There has clearly been a lack of innovation in the Indian IT space. It would be wrong to state that the sector is low-tech as they have delivered effectively on their required role. The lag has however been on incremental investing in the future technology. So, unless you invest in futuristic technology your futuristic bets might go wrong.
What do you think will lead to a revival in the investor confidence?
A demand upswing can surely help revive the investor confidence significantly. There are a lot of new regulations coming up in the US BFS space, leading to lack of clarity and uncertainty. Once these regulations are in place we will have much more clarity on how the demand will shape up. BFS is very big segment for Indian IT players and once the regulatory side of it is settled, there can be a new set of spending.
Are there any alternatives to the BFS?
Pharmaceuticals is very big in US and a lot of outsourcing is done in this space. Telecom is another clear contender. After the advent of smart phones a lot of data is flowing into these phones. A smart phone user has five-times more data than a non-smart phone user. A lot of telecom companies in the US will have a high capex in coming years to meet this demand and we will see that flowing towards Indian companies.
As a fund manager, how have you altered your strategy of late?
Our portfolio is open to public and for all to see. We are currently bent more towards the mid-cap space. This segment has delivered superior risk-adjusted returns. A revival of demand will have a positive impact on the overall sector, particularly the large-caps. We currently have bottom up strategy for our technology fund and it has done quite well. We’ll continue to be invested in our mid-cap selected space and also nimble on the large-cap space.
Is this phase of the Indian IT cyclical or will it will become a pattern for some time to come?

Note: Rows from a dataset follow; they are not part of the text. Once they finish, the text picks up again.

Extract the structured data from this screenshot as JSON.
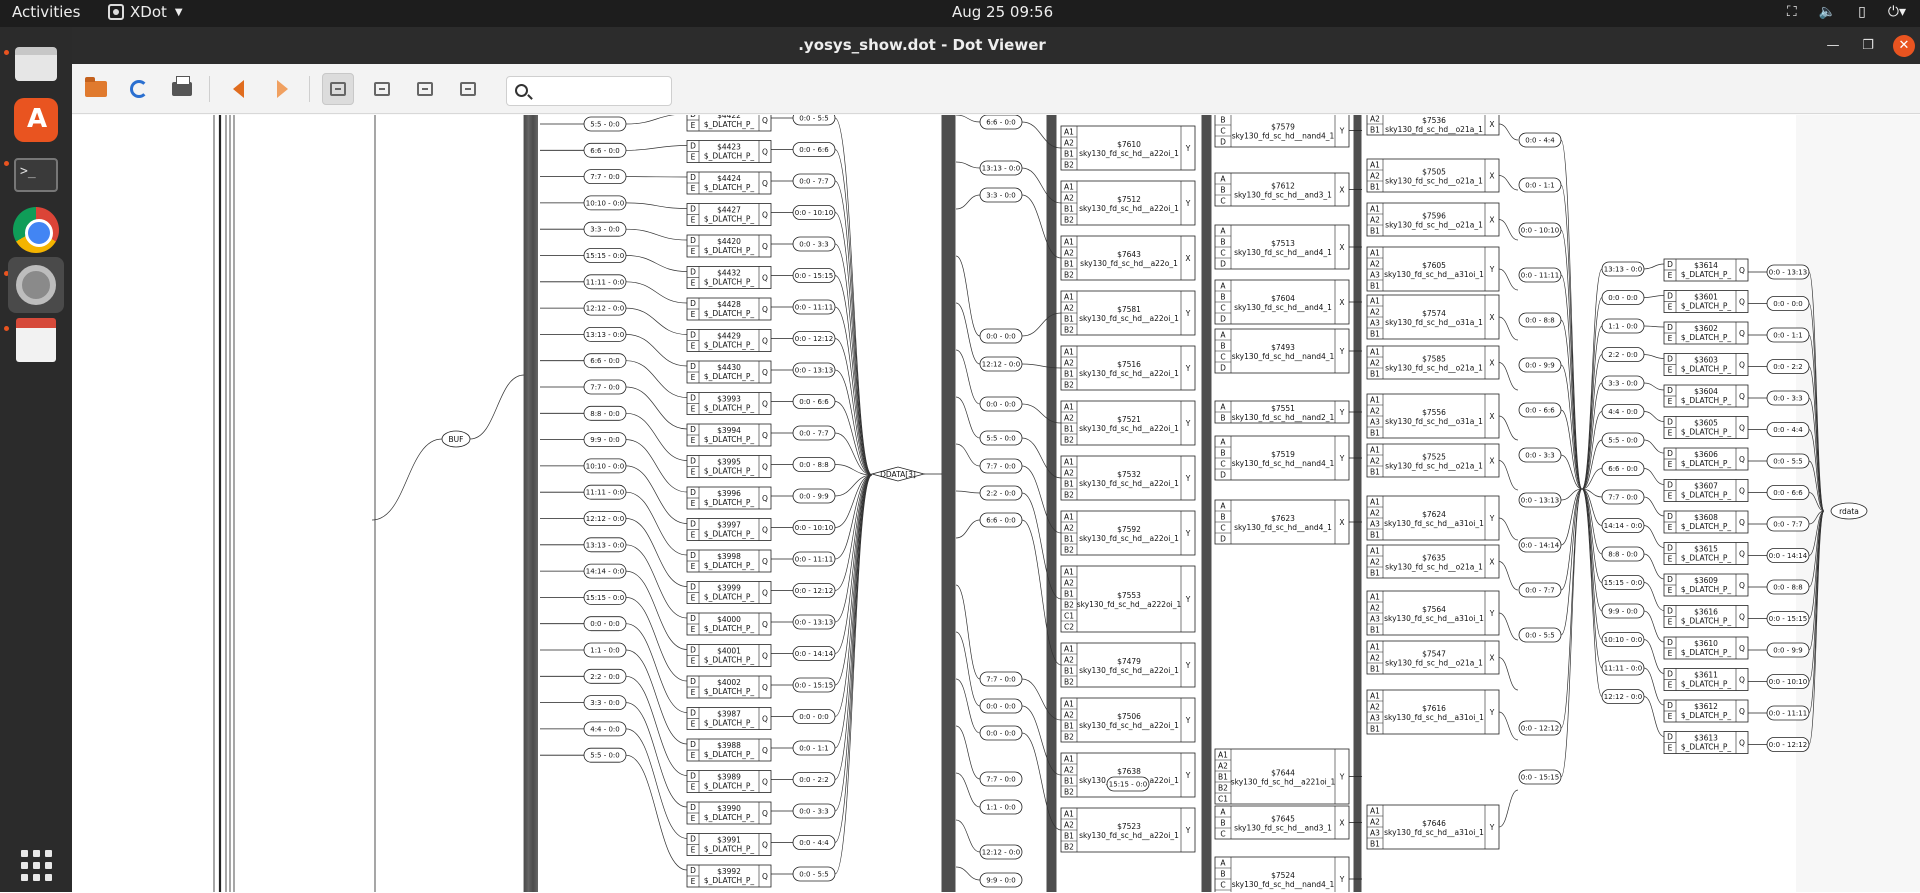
{
  "topbar": {
    "activities": "Activities",
    "app_name": "XDot",
    "clock": "Aug 25  09:56"
  },
  "dock": {
    "items": [
      {
        "name": "Files",
        "icon": "files-icon"
      },
      {
        "name": "Ubuntu Software",
        "icon": "software-store-icon"
      },
      {
        "name": "Terminal",
        "icon": "terminal-icon"
      },
      {
        "name": "Google Chrome",
        "icon": "chrome-icon"
      },
      {
        "name": "Settings",
        "icon": "settings-icon"
      },
      {
        "name": "Document Viewer",
        "icon": "document-viewer-icon"
      },
      {
        "name": "Show Applications",
        "icon": "app-grid-icon"
      }
    ],
    "terminal_glyph": ">_"
  },
  "window": {
    "title": ".yosys_show.dot - Dot Viewer"
  },
  "toolbar": {
    "search_value": "",
    "icons": [
      "open-icon",
      "reload-icon",
      "print-icon",
      "back-icon",
      "forward-icon",
      "zoom-in-icon",
      "zoom-out-icon",
      "zoom-fit-icon",
      "zoom-100-icon"
    ]
  },
  "graph": {
    "buf_label": "BUF",
    "ddata_label": "DDATA[3]",
    "rdata_label": "rdata",
    "col_a_slices": [
      "5:5 - 0:0",
      "6:6 - 0:0",
      "7:7 - 0:0",
      "10:10 - 0:0",
      "3:3 - 0:0",
      "15:15 - 0:0",
      "11:11 - 0:0",
      "12:12 - 0:0",
      "13:13 - 0:0",
      "6:6 - 0:0",
      "7:7 - 0:0",
      "8:8 - 0:0",
      "9:9 - 0:0",
      "10:10 - 0:0",
      "11:11 - 0:0",
      "12:12 - 0:0",
      "13:13 - 0:0",
      "14:14 - 0:0",
      "15:15 - 0:0",
      "0:0 - 0:0",
      "1:1 - 0:0",
      "2:2 - 0:0",
      "3:3 - 0:0",
      "4:4 - 0:0",
      "5:5 - 0:0"
    ],
    "latches_a": [
      {
        "id": "$4422",
        "type": "$_DLATCH_P_"
      },
      {
        "id": "$4423",
        "type": "$_DLATCH_P_"
      },
      {
        "id": "$4424",
        "type": "$_DLATCH_P_"
      },
      {
        "id": "$4427",
        "type": "$_DLATCH_P_"
      },
      {
        "id": "$4420",
        "type": "$_DLATCH_P_"
      },
      {
        "id": "$4432",
        "type": "$_DLATCH_P_"
      },
      {
        "id": "$4428",
        "type": "$_DLATCH_P_"
      },
      {
        "id": "$4429",
        "type": "$_DLATCH_P_"
      },
      {
        "id": "$4430",
        "type": "$_DLATCH_P_"
      },
      {
        "id": "$3993",
        "type": "$_DLATCH_P_"
      },
      {
        "id": "$3994",
        "type": "$_DLATCH_P_"
      },
      {
        "id": "$3995",
        "type": "$_DLATCH_P_"
      },
      {
        "id": "$3996",
        "type": "$_DLATCH_P_"
      },
      {
        "id": "$3997",
        "type": "$_DLATCH_P_"
      },
      {
        "id": "$3998",
        "type": "$_DLATCH_P_"
      },
      {
        "id": "$3999",
        "type": "$_DLATCH_P_"
      },
      {
        "id": "$4000",
        "type": "$_DLATCH_P_"
      },
      {
        "id": "$4001",
        "type": "$_DLATCH_P_"
      },
      {
        "id": "$4002",
        "type": "$_DLATCH_P_"
      },
      {
        "id": "$3987",
        "type": "$_DLATCH_P_"
      },
      {
        "id": "$3988",
        "type": "$_DLATCH_P_"
      },
      {
        "id": "$3989",
        "type": "$_DLATCH_P_"
      },
      {
        "id": "$3990",
        "type": "$_DLATCH_P_"
      },
      {
        "id": "$3991",
        "type": "$_DLATCH_P_"
      },
      {
        "id": "$3992",
        "type": "$_DLATCH_P_"
      }
    ],
    "col_b_slices": [
      "0:0 - 5:5",
      "0:0 - 6:6",
      "0:0 - 7:7",
      "0:0 - 10:10",
      "0:0 - 3:3",
      "0:0 - 15:15",
      "0:0 - 11:11",
      "0:0 - 12:12",
      "0:0 - 13:13",
      "0:0 - 6:6",
      "0:0 - 7:7",
      "0:0 - 8:8",
      "0:0 - 9:9",
      "0:0 - 10:10",
      "0:0 - 11:11",
      "0:0 - 12:12",
      "0:0 - 13:13",
      "0:0 - 14:14",
      "0:0 - 15:15",
      "0:0 - 0:0",
      "0:0 - 1:1",
      "0:0 - 2:2",
      "0:0 - 3:3",
      "0:0 - 4:4",
      "0:0 - 5:5"
    ],
    "col_c_slices": [
      "6:6 - 0:0",
      "13:13 - 0:0",
      "3:3 - 0:0",
      "0:0 - 0:0",
      "12:12 - 0:0",
      "0:0 - 0:0",
      "5:5 - 0:0",
      "7:7 - 0:0",
      "2:2 - 0:0",
      "6:6 - 0:0",
      "7:7 - 0:0",
      "0:0 - 0:0",
      "0:0 - 0:0",
      "7:7 - 0:0",
      "1:1 - 0:0",
      "12:12 - 0:0",
      "9:9 - 0:0"
    ],
    "cells_a": [
      {
        "id": "$7610",
        "type": "sky130_fd_sc_hd__a22oi_1",
        "pins": [
          "A1",
          "A2",
          "B1",
          "B2"
        ],
        "out": "Y"
      },
      {
        "id": "$7512",
        "type": "sky130_fd_sc_hd__a22oi_1",
        "pins": [
          "A1",
          "A2",
          "B1",
          "B2"
        ],
        "out": "Y"
      },
      {
        "id": "$7643",
        "type": "sky130_fd_sc_hd__a22o_1",
        "pins": [
          "A1",
          "A2",
          "B1",
          "B2"
        ],
        "out": "X"
      },
      {
        "id": "$7581",
        "type": "sky130_fd_sc_hd__a22oi_1",
        "pins": [
          "A1",
          "A2",
          "B1",
          "B2"
        ],
        "out": "Y"
      },
      {
        "id": "$7516",
        "type": "sky130_fd_sc_hd__a22oi_1",
        "pins": [
          "A1",
          "A2",
          "B1",
          "B2"
        ],
        "out": "Y"
      },
      {
        "id": "$7521",
        "type": "sky130_fd_sc_hd__a22oi_1",
        "pins": [
          "A1",
          "A2",
          "B1",
          "B2"
        ],
        "out": "Y"
      },
      {
        "id": "$7532",
        "type": "sky130_fd_sc_hd__a22oi_1",
        "pins": [
          "A1",
          "A2",
          "B1",
          "B2"
        ],
        "out": "Y"
      },
      {
        "id": "$7592",
        "type": "sky130_fd_sc_hd__a22oi_1",
        "pins": [
          "A1",
          "A2",
          "B1",
          "B2"
        ],
        "out": "Y"
      },
      {
        "id": "$7553",
        "type": "sky130_fd_sc_hd__a222oi_1",
        "pins": [
          "A1",
          "A2",
          "B1",
          "B2",
          "C1",
          "C2"
        ],
        "out": "Y"
      },
      {
        "id": "$7479",
        "type": "sky130_fd_sc_hd__a22oi_1",
        "pins": [
          "A1",
          "A2",
          "B1",
          "B2"
        ],
        "out": "Y"
      },
      {
        "id": "$7506",
        "type": "sky130_fd_sc_hd__a22oi_1",
        "pins": [
          "A1",
          "A2",
          "B1",
          "B2"
        ],
        "out": "Y"
      },
      {
        "id": "$7638",
        "type": "sky130_fd_sc_hd__a22oi_1",
        "pins": [
          "A1",
          "A2",
          "B1",
          "B2"
        ],
        "out": "Y"
      },
      {
        "id": "$7523",
        "type": "sky130_fd_sc_hd__a22oi_1",
        "pins": [
          "A1",
          "A2",
          "B1",
          "B2"
        ],
        "out": "Y"
      }
    ],
    "slice_15": "15:15 - 0:0",
    "cells_b": [
      {
        "id": "$7579",
        "type": "sky130_fd_sc_hd__nand4_1",
        "pins": [
          "B",
          "C",
          "D"
        ],
        "out": "Y"
      },
      {
        "id": "$7612",
        "type": "sky130_fd_sc_hd__and3_1",
        "pins": [
          "A",
          "B",
          "C"
        ],
        "out": "X"
      },
      {
        "id": "$7513",
        "type": "sky130_fd_sc_hd__and4_1",
        "pins": [
          "A",
          "B",
          "C",
          "D"
        ],
        "out": "X"
      },
      {
        "id": "$7604",
        "type": "sky130_fd_sc_hd__and4_1",
        "pins": [
          "A",
          "B",
          "C",
          "D"
        ],
        "out": "X"
      },
      {
        "id": "$7493",
        "type": "sky130_fd_sc_hd__nand4_1",
        "pins": [
          "A",
          "B",
          "C",
          "D"
        ],
        "out": "Y"
      },
      {
        "id": "$7551",
        "type": "sky130_fd_sc_hd__nand2_1",
        "pins": [
          "A",
          "B"
        ],
        "out": "Y"
      },
      {
        "id": "$7519",
        "type": "sky130_fd_sc_hd__nand4_1",
        "pins": [
          "A",
          "B",
          "C",
          "D"
        ],
        "out": "Y"
      },
      {
        "id": "$7623",
        "type": "sky130_fd_sc_hd__and4_1",
        "pins": [
          "A",
          "B",
          "C",
          "D"
        ],
        "out": "X"
      },
      {
        "id": "$7644",
        "type": "sky130_fd_sc_hd__a221oi_1",
        "pins": [
          "A1",
          "A2",
          "B1",
          "B2",
          "C1"
        ],
        "out": "Y"
      },
      {
        "id": "$7645",
        "type": "sky130_fd_sc_hd__and3_1",
        "pins": [
          "A",
          "B",
          "C"
        ],
        "out": "X"
      },
      {
        "id": "$7524",
        "type": "sky130_fd_sc_hd__nand4_1",
        "pins": [
          "A",
          "B",
          "C",
          "D"
        ],
        "out": "Y"
      }
    ],
    "cells_c": [
      {
        "id": "$7536",
        "type": "sky130_fd_sc_hd__o21a_1",
        "pins": [
          "A2",
          "B1"
        ],
        "out": "X"
      },
      {
        "id": "$7505",
        "type": "sky130_fd_sc_hd__o21a_1",
        "pins": [
          "A1",
          "A2",
          "B1"
        ],
        "out": "X"
      },
      {
        "id": "$7596",
        "type": "sky130_fd_sc_hd__o21a_1",
        "pins": [
          "A1",
          "A2",
          "B1"
        ],
        "out": "X"
      },
      {
        "id": "$7605",
        "type": "sky130_fd_sc_hd__a31oi_1",
        "pins": [
          "A1",
          "A2",
          "A3",
          "B1"
        ],
        "out": "Y"
      },
      {
        "id": "$7574",
        "type": "sky130_fd_sc_hd__o31a_1",
        "pins": [
          "A1",
          "A2",
          "A3",
          "B1"
        ],
        "out": "X"
      },
      {
        "id": "$7585",
        "type": "sky130_fd_sc_hd__o21a_1",
        "pins": [
          "A1",
          "A2",
          "B1"
        ],
        "out": "X"
      },
      {
        "id": "$7556",
        "type": "sky130_fd_sc_hd__o31a_1",
        "pins": [
          "A1",
          "A2",
          "A3",
          "B1"
        ],
        "out": "X"
      },
      {
        "id": "$7525",
        "type": "sky130_fd_sc_hd__o21a_1",
        "pins": [
          "A1",
          "A2",
          "B1"
        ],
        "out": "X"
      },
      {
        "id": "$7624",
        "type": "sky130_fd_sc_hd__a31oi_1",
        "pins": [
          "A1",
          "A2",
          "A3",
          "B1"
        ],
        "out": "Y"
      },
      {
        "id": "$7635",
        "type": "sky130_fd_sc_hd__o21a_1",
        "pins": [
          "A1",
          "A2",
          "B1"
        ],
        "out": "X"
      },
      {
        "id": "$7564",
        "type": "sky130_fd_sc_hd__a31oi_1",
        "pins": [
          "A1",
          "A2",
          "A3",
          "B1"
        ],
        "out": "Y"
      },
      {
        "id": "$7547",
        "type": "sky130_fd_sc_hd__o21a_1",
        "pins": [
          "A1",
          "A2",
          "B1"
        ],
        "out": "X"
      },
      {
        "id": "$7616",
        "type": "sky130_fd_sc_hd__a31oi_1",
        "pins": [
          "A1",
          "A2",
          "A3",
          "B1"
        ],
        "out": "Y"
      },
      {
        "id": "$7646",
        "type": "sky130_fd_sc_hd__a31oi_1",
        "pins": [
          "A1",
          "A2",
          "A3",
          "B1"
        ],
        "out": "Y"
      }
    ],
    "col_d_slices": [
      "0:0 - 4:4",
      "0:0 - 1:1",
      "0:0 - 10:10",
      "0:0 - 11:11",
      "0:0 - 8:8",
      "0:0 - 9:9",
      "0:0 - 6:6",
      "0:0 - 3:3",
      "0:0 - 13:13",
      "0:0 - 14:14",
      "0:0 - 7:7",
      "0:0 - 5:5",
      "0:0 - 12:12",
      "0:0 - 15:15"
    ],
    "col_e_slices": [
      "13:13 - 0:0",
      "0:0 - 0:0",
      "1:1 - 0:0",
      "2:2 - 0:0",
      "3:3 - 0:0",
      "4:4 - 0:0",
      "5:5 - 0:0",
      "6:6 - 0:0",
      "7:7 - 0:0",
      "14:14 - 0:0",
      "8:8 - 0:0",
      "15:15 - 0:0",
      "9:9 - 0:0",
      "10:10 - 0:0",
      "11:11 - 0:0",
      "12:12 - 0:0"
    ],
    "latches_b": [
      {
        "id": "$3614",
        "type": "$_DLATCH_P_"
      },
      {
        "id": "$3601",
        "type": "$_DLATCH_P_"
      },
      {
        "id": "$3602",
        "type": "$_DLATCH_P_"
      },
      {
        "id": "$3603",
        "type": "$_DLATCH_P_"
      },
      {
        "id": "$3604",
        "type": "$_DLATCH_P_"
      },
      {
        "id": "$3605",
        "type": "$_DLATCH_P_"
      },
      {
        "id": "$3606",
        "type": "$_DLATCH_P_"
      },
      {
        "id": "$3607",
        "type": "$_DLATCH_P_"
      },
      {
        "id": "$3608",
        "type": "$_DLATCH_P_"
      },
      {
        "id": "$3615",
        "type": "$_DLATCH_P_"
      },
      {
        "id": "$3609",
        "type": "$_DLATCH_P_"
      },
      {
        "id": "$3616",
        "type": "$_DLATCH_P_"
      },
      {
        "id": "$3610",
        "type": "$_DLATCH_P_"
      },
      {
        "id": "$3611",
        "type": "$_DLATCH_P_"
      },
      {
        "id": "$3612",
        "type": "$_DLATCH_P_"
      },
      {
        "id": "$3613",
        "type": "$_DLATCH_P_"
      }
    ],
    "col_f_slices": [
      "0:0 - 13:13",
      "0:0 - 0:0",
      "0:0 - 1:1",
      "0:0 - 2:2",
      "0:0 - 3:3",
      "0:0 - 4:4",
      "0:0 - 5:5",
      "0:0 - 6:6",
      "0:0 - 7:7",
      "0:0 - 14:14",
      "0:0 - 8:8",
      "0:0 - 15:15",
      "0:0 - 9:9",
      "0:0 - 10:10",
      "0:0 - 11:11",
      "0:0 - 12:12"
    ]
  }
}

The long-term growth levels could be a little better than what is being talked about now. A demand upswing can turn the tide. While the long-term growth trajectory is still positive, the current year is expected to continue to witness a low growth rate.
Are the days of 20-25 times valuation over now?
Yes, I think so. The days of 20-25 times valuation seem to be over.
So, what should be the ideal valuation now?
For a debt-free business, with more than 30 per cent return on equity, growing at 10-12 per cent five year trajectory, the ideal P/E would be 13-15. If they better any of these parameters, say the growth is at 15 per cent, then P/E too would rise. So, a P/E of 12-13 would be on the bottom side while the ideal would be 13-15.
Is this your expectation too?
We are long-term investors and if it proves to be a cyclical downturn then we would rather be invested than worry about short-term blips. The problem is that the clarity on medium-term demand is not yet there.
Visa processing charges have been hiked in the US and also visa rejections have gone up there. How big is the threat of visa restrictions to the topline growth?
Apart from the usual rhetoric against outsourcing there are legal proceedings in the United States now. And this is big because visa issues can drag for a long time. But as we have seen from the last 3-4 elections, economics prevails. There is a lot of economic sense in getting the work done by Indian companies. Also, Indian IT companies should also open delivery centers in the United States to address the concerns there, which is already being done by some of these companies.
Do all these issues have a bearing on the stock prices of the IT companies?
Yes, while earnings are a fact, legal issues affect the P/E of a company. If a company is not able to handle the legal issues well, its P/E would take a beating. It is a clear headwind on the valuations. For instance visas are important for Indian IT companies to get so that people can go there and understand the client business. So if you don’t get the visa then how do execute what is being asked for? There is a natural limitation in sitting here and trying to understand what is being demanded. And this is a big problem for the IT companies.